After her son died at age 8 of complications from congenital heart defects, Betsy Peterson poured her grief into raising awareness and funding research, creating a national nonprofit to help other families.

Peterson learned her son, Sam, had multiple congenital heart defects shortly after he was born by emergency C-section in 1986.

Sam had four critical CHDs that made it difficult for his blood to get enough oxygen to fuel the rest of his body. He had his first open-heart surgery when he was just 3 days old. His second came at 10 months, along with a “corrective” surgery at age 3.

But after that surgery, Sam experienced major complications. His heart’s upper and lower chambers weren’t signaling the heart to pump, causing it to stop. It resumed normal pumping after a few days, but the complication occurred again after he was home for a few days, requiring resuscitation. Doctors implanted a pacemaker, but counseled the family that there was little research available and that Sam’s future was uncertain.

“I knew then that every day was a miracle and that if it hadn’t been for research from past generations, he would not have lived more than a day when he was born,” Peterson said. “I was incredibly grateful for what the doctors were able to do for him and his particular abnormality.”

CHDs are the most common birth defect in the United States, affecting eight out of 1,000 births, or more than 35,000 babies annually.

Some heart defects are minor and an individual may never exhibit symptoms. Others, like Sam’s, require detection and intervention within the first days of life.

SamPeterson-3 mos.beforedeath

After getting his pacemaker, Sam was able to live a relatively normal life in the Chicago suburbs. But, Peterson still met with school officials, coaches and the local fire department to make sure they knew to perform CPR immediately if he ever collapsed again. Sam played basketball, baseball and soccer, making sure to sit out and rest if he was getting overtired.

“He looked and acted like a normal kid,” she said.

At 8, Sam underwent a full cardiac workup in preparation for a move to Singapore, where his dad, Steve, had a new job assignment. All looked well, but on Dec. 22, 1994, Sam collapsed and was airlifted to Children’s Memorial (now Lurie Children’s) Hospital of Chicago. He died 13 days later from multiple organ failure.

“When Sam died, it was like you’d cut off one of my limbs,” Peterson said. “I still feel him and mourn him, and I know he’s still with me in spirit, but there is a hole that can never really be filled.”

After Sam died, Peterson learned there wasn’t an organization dedicated to raising awareness and research funds for CHDs.

Eager to find a way to change that, the family donated Sam’s heart to the F.S. Idriss Cardiac Registry for future research and directed donations to the hospital for funding.

As loved ones grieved, a friend from high school suggested Peterson use her background in public relations and fundraising to start a foundation.
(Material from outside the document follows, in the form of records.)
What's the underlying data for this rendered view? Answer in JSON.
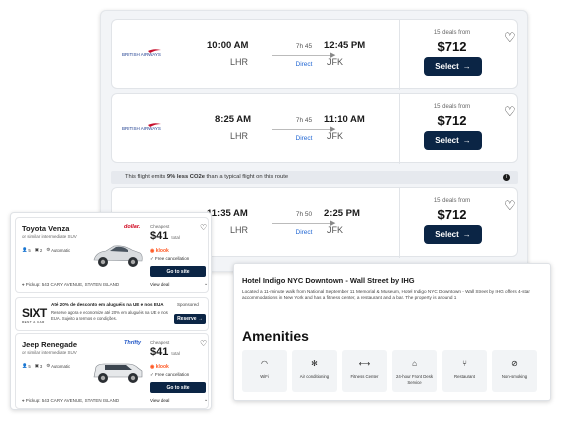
{
  "flights": [
    {
      "dep_time": "10:00 AM",
      "dep_code": "LHR",
      "duration": "7h 45",
      "stops": "Direct",
      "arr_time": "12:45 PM",
      "arr_code": "JFK",
      "deals": "15 deals from",
      "price": "$712",
      "select": "Select"
    },
    {
      "dep_time": "8:25 AM",
      "dep_code": "LHR",
      "duration": "7h 45",
      "stops": "Direct",
      "arr_time": "11:10 AM",
      "arr_code": "JFK",
      "deals": "15 deals from",
      "price": "$712",
      "select": "Select"
    },
    {
      "dep_time": "11:35 AM",
      "dep_code": "LHR",
      "duration": "7h 50",
      "stops": "Direct",
      "arr_time": "2:25 PM",
      "arr_code": "JFK",
      "deals": "15 deals from",
      "price": "$712",
      "select": "Select"
    }
  ],
  "co2_banner": {
    "prefix": "This flight emits ",
    "bold": "9% less CO2e",
    "suffix": " than a typical flight on this route"
  },
  "cars": [
    {
      "title": "Toyota Venza",
      "sub": "or similar intermediate SUV",
      "vendor": "dollar.",
      "seats": "5",
      "bags": "2",
      "trans": "Automatic",
      "pickup": "Pickup: 543 CARY AVENUE, STATEN ISLAND",
      "price_label": "Cheapest",
      "price": "$41",
      "price_unit": "total",
      "provider": "klook",
      "free": "Free cancellation",
      "go": "Go to site",
      "view": "View deal"
    },
    {
      "title": "Jeep Renegade",
      "sub": "or similar intermediate SUV",
      "vendor": "Thrifty",
      "seats": "5",
      "bags": "3",
      "trans": "Automatic",
      "pickup": "Pickup: 543 CARY AVENUE, STATEN ISLAND",
      "price_label": "Cheapest",
      "price": "$41",
      "price_unit": "total",
      "provider": "klook",
      "free": "Free cancellation",
      "go": "Go to site",
      "view": "View deal"
    }
  ],
  "sixt": {
    "logo": "SIXT",
    "logo_sub": "RENT A CAR",
    "head": "Até 20% de desconto em aluguéis na UE e nos EUA",
    "desc": "Reserve agora e economize até 20% em aluguéis na UE e nos EUA. Sujeito a termos e condições.",
    "sponsored": "Sponsored",
    "reserve": "Reserve"
  },
  "hotel": {
    "name": "Hotel Indigo NYC Downtown - Wall Street by IHG",
    "desc": "Located a 11-minute walk from National September 11 Memorial & Museum, Hotel Indigo NYC Downtown - Wall Street by IHG offers 4-star accommodations in New York and has a fitness center, a restaurant and a bar. The property is around 1",
    "amenities_title": "Amenities",
    "amenities": [
      {
        "label": "WiFi",
        "icon": "wifi-icon"
      },
      {
        "label": "Air conditioning",
        "icon": "snowflake-icon"
      },
      {
        "label": "Fitness Center",
        "icon": "dumbbell-icon"
      },
      {
        "label": "24-hour Front Desk Service",
        "icon": "bell-icon"
      },
      {
        "label": "Restaurant",
        "icon": "utensils-icon"
      },
      {
        "label": "Non-smoking",
        "icon": "no-smoking-icon"
      }
    ]
  }
}
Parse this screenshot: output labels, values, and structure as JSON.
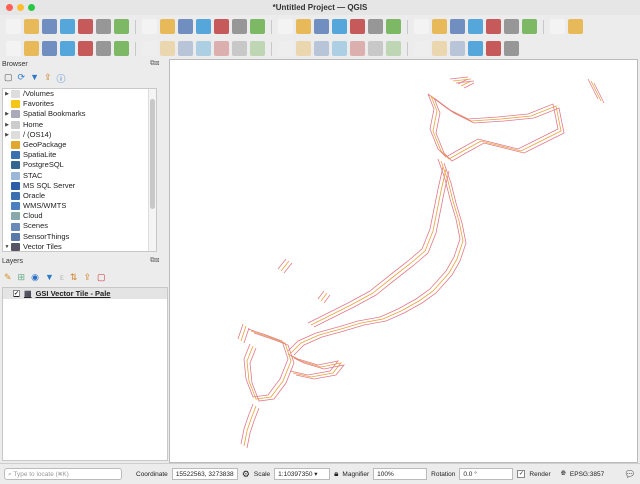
{
  "window": {
    "title": "*Untitled Project — QGIS"
  },
  "toolbar1": [
    "new-project",
    "open-project",
    "save-project",
    "save-as",
    "print-layout",
    "style-manager",
    "pan",
    "pan-to-selection",
    "zoom-in",
    "zoom-out",
    "zoom-full",
    "zoom-to-selection",
    "zoom-to-layer",
    "zoom-native",
    "zoom-last",
    "zoom-next",
    "new-map-view",
    "new-3d-view",
    "new-bookmark",
    "show-bookmarks",
    "temporal-controller",
    "refresh",
    "select-features",
    "deselect",
    "select-by-value",
    "select-location",
    "identify",
    "attribute-table",
    "processing-toolbox",
    "statistics"
  ],
  "toolbar2": [
    "data-source-manager",
    "new-geopackage-layer",
    "new-shapefile",
    "new-spatialite",
    "new-virtual-layer",
    "new-temp-scratch",
    "new-mesh",
    "digitize",
    "toggle-editing",
    "save-edits",
    "add-feature",
    "vertex-tool",
    "delete-selected",
    "cut",
    "copy",
    "paste",
    "undo",
    "redo",
    "label-tool",
    "pin-labels",
    "show-labels",
    "highlight-labels",
    "move-label",
    "rotate-label",
    "quickosm",
    "python-console",
    "help"
  ],
  "browser": {
    "title": "Browser",
    "items": [
      {
        "label": "/Volumes",
        "expand": true,
        "icon": "folder-icon",
        "color": "#ddd"
      },
      {
        "label": "Favorites",
        "expand": false,
        "icon": "star-icon",
        "color": "#f5c518"
      },
      {
        "label": "Spatial Bookmarks",
        "expand": true,
        "icon": "bookmark-icon",
        "color": "#aab"
      },
      {
        "label": "Home",
        "expand": true,
        "icon": "home-icon",
        "color": "#ccc"
      },
      {
        "label": "/ (OS14)",
        "expand": true,
        "icon": "folder-icon",
        "color": "#ddd"
      },
      {
        "label": "GeoPackage",
        "expand": false,
        "icon": "geopackage-icon",
        "color": "#e0a82e"
      },
      {
        "label": "SpatiaLite",
        "expand": false,
        "icon": "spatialite-icon",
        "color": "#3a6fb0"
      },
      {
        "label": "PostgreSQL",
        "expand": false,
        "icon": "postgresql-icon",
        "color": "#336791"
      },
      {
        "label": "STAC",
        "expand": false,
        "icon": "stac-icon",
        "color": "#9bb8d8"
      },
      {
        "label": "MS SQL Server",
        "expand": false,
        "icon": "mssql-icon",
        "color": "#2a5ea8"
      },
      {
        "label": "Oracle",
        "expand": false,
        "icon": "oracle-icon",
        "color": "#3a6fb0"
      },
      {
        "label": "WMS/WMTS",
        "expand": false,
        "icon": "wms-icon",
        "color": "#4a80c0"
      },
      {
        "label": "Cloud",
        "expand": false,
        "icon": "cloud-icon",
        "color": "#8aa"
      },
      {
        "label": "Scenes",
        "expand": false,
        "icon": "scenes-icon",
        "color": "#6a8ab8"
      },
      {
        "label": "SensorThings",
        "expand": false,
        "icon": "sensorthings-icon",
        "color": "#5a7aa8"
      },
      {
        "label": "Vector Tiles",
        "expand": "open",
        "icon": "vector-tiles-icon",
        "color": "#556"
      }
    ]
  },
  "layers": {
    "title": "Layers",
    "items": [
      {
        "label": "GSI Vector Tile - Pale",
        "checked": true
      }
    ]
  },
  "status": {
    "locate_placeholder": "Type to locate (⌘K)",
    "coordinate_label": "Coordinate",
    "coordinate": "15522563, 3273838",
    "scale_label": "Scale",
    "scale": "1:10397350",
    "magnifier_label": "Magnifier",
    "magnifier": "100%",
    "rotation_label": "Rotation",
    "rotation": "0.0 °",
    "render_label": "Render",
    "render": true,
    "crs": "EPSG:3857"
  },
  "colors": {
    "map_line_a": "#e8a23a",
    "map_line_b": "#e07a8a"
  }
}
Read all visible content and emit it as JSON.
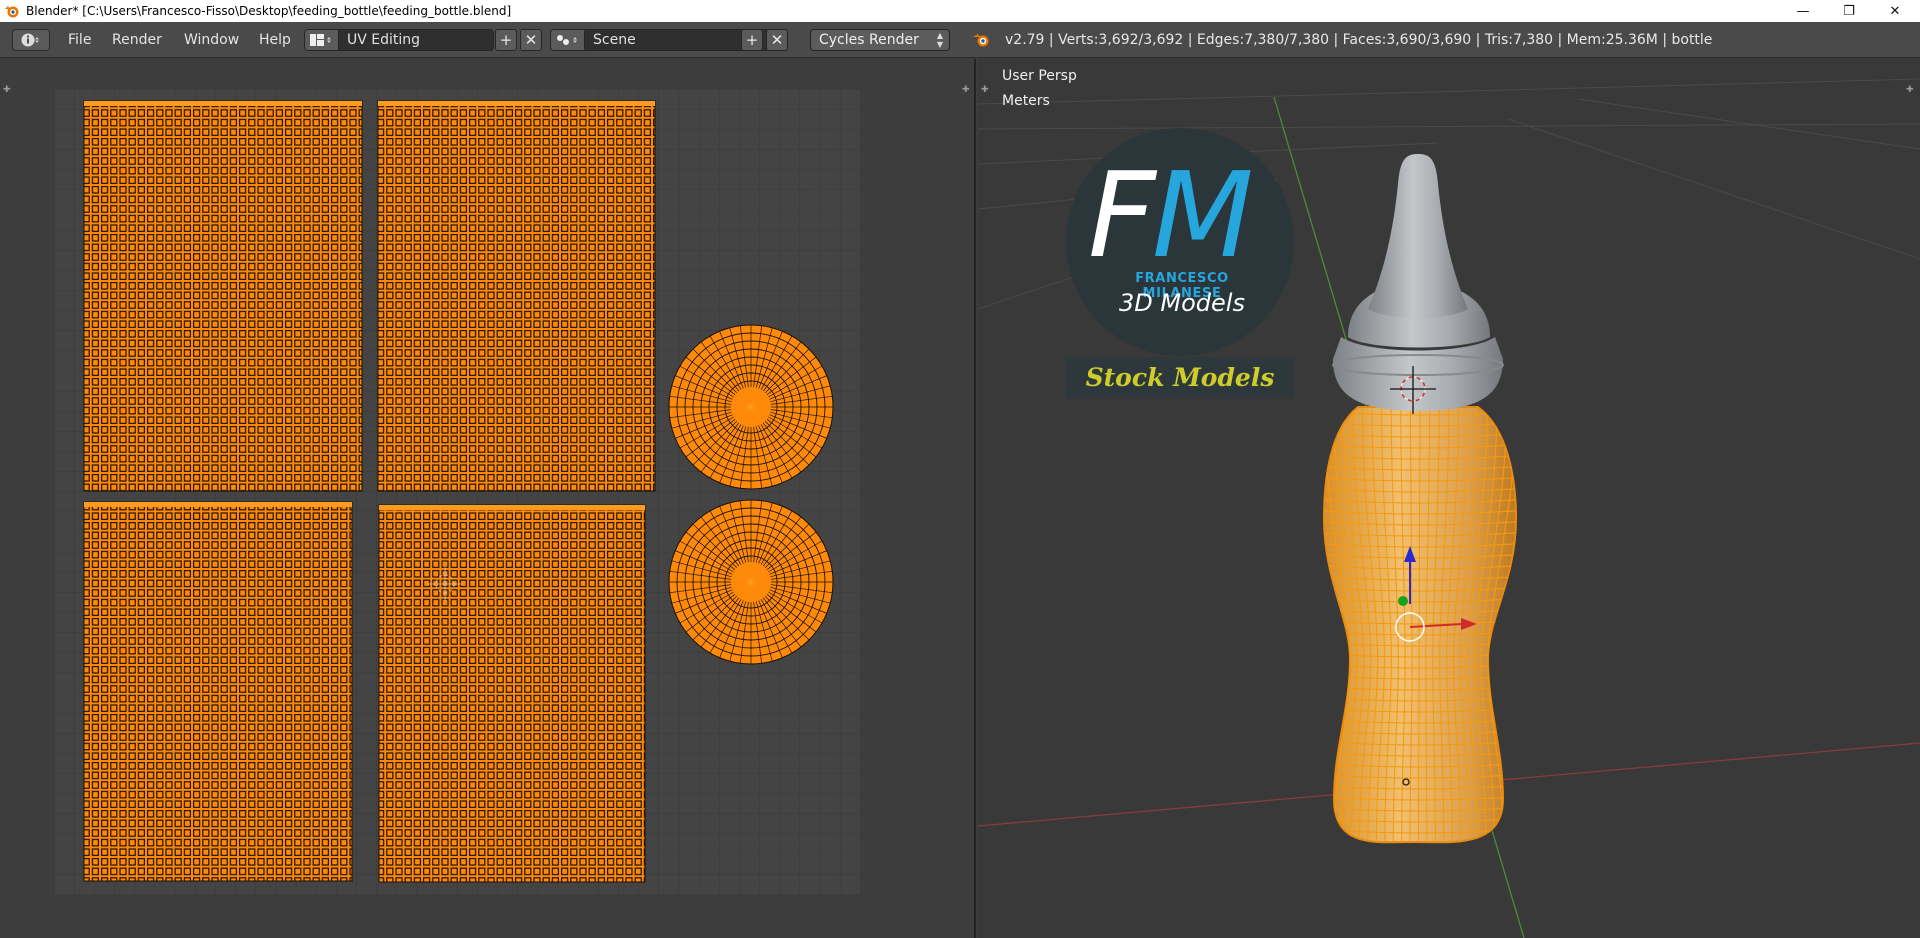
{
  "window": {
    "title": "Blender* [C:\\Users\\Francesco-Fisso\\Desktop\\feeding_bottle\\feeding_bottle.blend]",
    "minimize_glyph": "—",
    "restore_glyph": "❐",
    "close_glyph": "✕"
  },
  "header": {
    "editor_type_icon": "info-icon",
    "menus": [
      "File",
      "Render",
      "Window",
      "Help"
    ],
    "layout": {
      "name": "UV Editing",
      "add_glyph": "+",
      "close_glyph": "✕"
    },
    "scene": {
      "name": "Scene",
      "add_glyph": "+",
      "close_glyph": "✕"
    },
    "render_engine": "Cycles Render",
    "stats": "v2.79 | Verts:3,692/3,692 | Edges:7,380/7,380 | Faces:3,690/3,690 | Tris:7,380 | Mem:25.36M | bottle"
  },
  "viewport": {
    "view_label": "User Persp",
    "units_label": "Meters"
  },
  "watermark": {
    "letter_f": "F",
    "letter_m": "M",
    "name": "FRANCESCO MILANESE",
    "subtitle": "3D Models",
    "banner": "Stock Models"
  },
  "colors": {
    "uv_orange": "#ff8a0a",
    "mesh_orange": "#f5a623",
    "fm_blue": "#27a6dd",
    "stock_yellow": "#cfcc2a"
  }
}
Sam’s cardiologist and heart surgeon also encouraged Peterson and offered to help.

When the family returned to Chicago from Singapore a year later in 1996, Peterson founded The Children’s Heart Foundation. The nonprofit has grown into a national organization directed by a board filled with families of kids with congenital heart defects.

Betsy and Steve Peterson, with their daugther Hallie and son Sam.

Betsy and Steve Peterson, with their daugther Hallie and son Sam.

“I never wanted the foundation to be about Sam, I wanted it to be for all congenital heart families and I wanted it to grow,” Peterson said. In its first year, the organization raised $90,000, under its $100,000 goal, but enough to fund a small research project. They raised $200,000 the following year.

Now in its 20th year, CHF has independently funded 67 research projects with nearly $8 million. In addition, CHF and the American Heart Association have collaboratively funded seven research projects with nearly $800,000 through the Congenital Heart Defect Research Awards.

“Now, because of research, more infants born with CHDs survive to adulthood,” Peterson said. “That wasn’t true when my son was born.”

Peterson, who continues to work as a CHF executive board member and in advocacy, urges parents to get more detailed screenings during pregnancy. She also advocates for pulse oximetry readings after babies are born to help identify CHDs as early as possible. And she’s working to raise awareness about better long-term care, as more children born with CHDs today live into adulthood.

Peterson said the foundation played an important role in helping her deal with losing Sam, and that he continues to provide inspiration.

“He keeps me fighting for other heart kids and their families,” she said. “We need to work together to build a collective voice. We can do so much more together than we can alone.”